### SOURCE RECORDS
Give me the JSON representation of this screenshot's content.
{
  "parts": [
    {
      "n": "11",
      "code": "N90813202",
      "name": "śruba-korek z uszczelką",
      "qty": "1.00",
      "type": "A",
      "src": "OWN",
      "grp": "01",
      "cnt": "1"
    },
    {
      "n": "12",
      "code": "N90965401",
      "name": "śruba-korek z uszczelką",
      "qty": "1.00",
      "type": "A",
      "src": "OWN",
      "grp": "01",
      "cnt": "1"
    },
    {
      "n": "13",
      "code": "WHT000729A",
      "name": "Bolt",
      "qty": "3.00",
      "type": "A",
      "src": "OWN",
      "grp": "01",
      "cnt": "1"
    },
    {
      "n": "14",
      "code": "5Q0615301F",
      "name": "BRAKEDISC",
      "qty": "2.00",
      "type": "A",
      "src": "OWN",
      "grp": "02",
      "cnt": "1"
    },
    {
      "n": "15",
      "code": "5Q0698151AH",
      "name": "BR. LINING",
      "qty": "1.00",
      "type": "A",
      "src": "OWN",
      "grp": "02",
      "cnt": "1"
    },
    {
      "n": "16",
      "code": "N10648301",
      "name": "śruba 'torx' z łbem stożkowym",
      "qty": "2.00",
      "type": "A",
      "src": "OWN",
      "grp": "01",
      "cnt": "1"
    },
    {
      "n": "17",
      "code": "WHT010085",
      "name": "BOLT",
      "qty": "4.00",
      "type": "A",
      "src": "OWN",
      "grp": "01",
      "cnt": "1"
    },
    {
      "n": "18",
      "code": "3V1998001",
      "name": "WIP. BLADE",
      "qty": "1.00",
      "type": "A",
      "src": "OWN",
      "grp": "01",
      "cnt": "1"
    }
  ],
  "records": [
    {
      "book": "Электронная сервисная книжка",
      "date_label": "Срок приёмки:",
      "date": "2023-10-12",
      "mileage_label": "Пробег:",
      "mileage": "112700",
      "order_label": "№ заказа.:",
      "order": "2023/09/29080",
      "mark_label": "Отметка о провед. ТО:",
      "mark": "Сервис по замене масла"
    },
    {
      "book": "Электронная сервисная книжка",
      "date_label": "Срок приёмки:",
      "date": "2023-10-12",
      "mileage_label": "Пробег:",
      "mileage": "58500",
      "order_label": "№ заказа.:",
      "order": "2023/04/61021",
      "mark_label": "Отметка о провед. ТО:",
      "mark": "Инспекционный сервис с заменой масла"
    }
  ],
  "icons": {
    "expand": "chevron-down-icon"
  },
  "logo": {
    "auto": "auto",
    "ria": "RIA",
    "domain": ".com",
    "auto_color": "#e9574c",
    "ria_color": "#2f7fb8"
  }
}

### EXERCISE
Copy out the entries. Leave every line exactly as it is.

### TASK ANSWER
Give me the JSON representation of this screenshot's content.
{
  "parts": [
    {
      "n": "11",
      "code": "N90813202",
      "name": "śruba-korek z uszczelką",
      "qty": "1.00",
      "type": "A",
      "src": "OWN",
      "grp": "01",
      "cnt": "1"
    },
    {
      "n": "12",
      "code": "N90965401",
      "name": "śruba-korek z uszczelką",
      "qty": "1.00",
      "type": "A",
      "src": "OWN",
      "grp": "01",
      "cnt": "1"
    },
    {
      "n": "13",
      "code": "WHT000729A",
      "name": "Bolt",
      "qty": "3.00",
      "type": "A",
      "src": "OWN",
      "grp": "01",
      "cnt": "1"
    },
    {
      "n": "14",
      "code": "5Q0615301F",
      "name": "BRAKEDISC",
      "qty": "2.00",
      "type": "A",
      "src": "OWN",
      "grp": "02",
      "cnt": "1"
    },
    {
      "n": "15",
      "code": "5Q0698151AH",
      "name": "BR. LINING",
      "qty": "1.00",
      "type": "A",
      "src": "OWN",
      "grp": "02",
      "cnt": "1"
    },
    {
      "n": "16",
      "code": "N10648301",
      "name": "śruba 'torx' z łbem stożkowym",
      "qty": "2.00",
      "type": "A",
      "src": "OWN",
      "grp": "01",
      "cnt": "1"
    },
    {
      "n": "17",
      "code": "WHT010085",
      "name": "BOLT",
      "qty": "4.00",
      "type": "A",
      "src": "OWN",
      "grp": "01",
      "cnt": "1"
    },
    {
      "n": "18",
      "code": "3V1998001",
      "name": "WIP. BLADE",
      "qty": "1.00",
      "type": "A",
      "src": "OWN",
      "grp": "01",
      "cnt": "1"
    }
  ],
  "records": [
    {
      "book": "Электронная сервисная книжка",
      "date_label": "Срок приёмки:",
      "date": "2023-10-12",
      "mileage_label": "Пробег:",
      "mileage": "112700",
      "order_label": "№ заказа.:",
      "order": "2023/09/29080",
      "mark_label": "Отметка о провед. ТО:",
      "mark": "Сервис по замене масла"
    },
    {
      "book": "Электронная сервисная книжка",
      "date_label": "Срок приёмки:",
      "date": "2023-10-12",
      "mileage_label": "Пробег:",
      "mileage": "58500",
      "order_label": "№ заказа.:",
      "order": "2023/04/61021",
      "mark_label": "Отметка о провед. ТО:",
      "mark": "Инспекционный сервис с заменой масла"
    }
  ],
  "icons": {
    "expand": "chevron-down-icon"
  },
  "logo": {
    "auto": "auto",
    "ria": "RIA",
    "domain": ".com",
    "auto_color": "#e9574c",
    "ria_color": "#2f7fb8"
  }
}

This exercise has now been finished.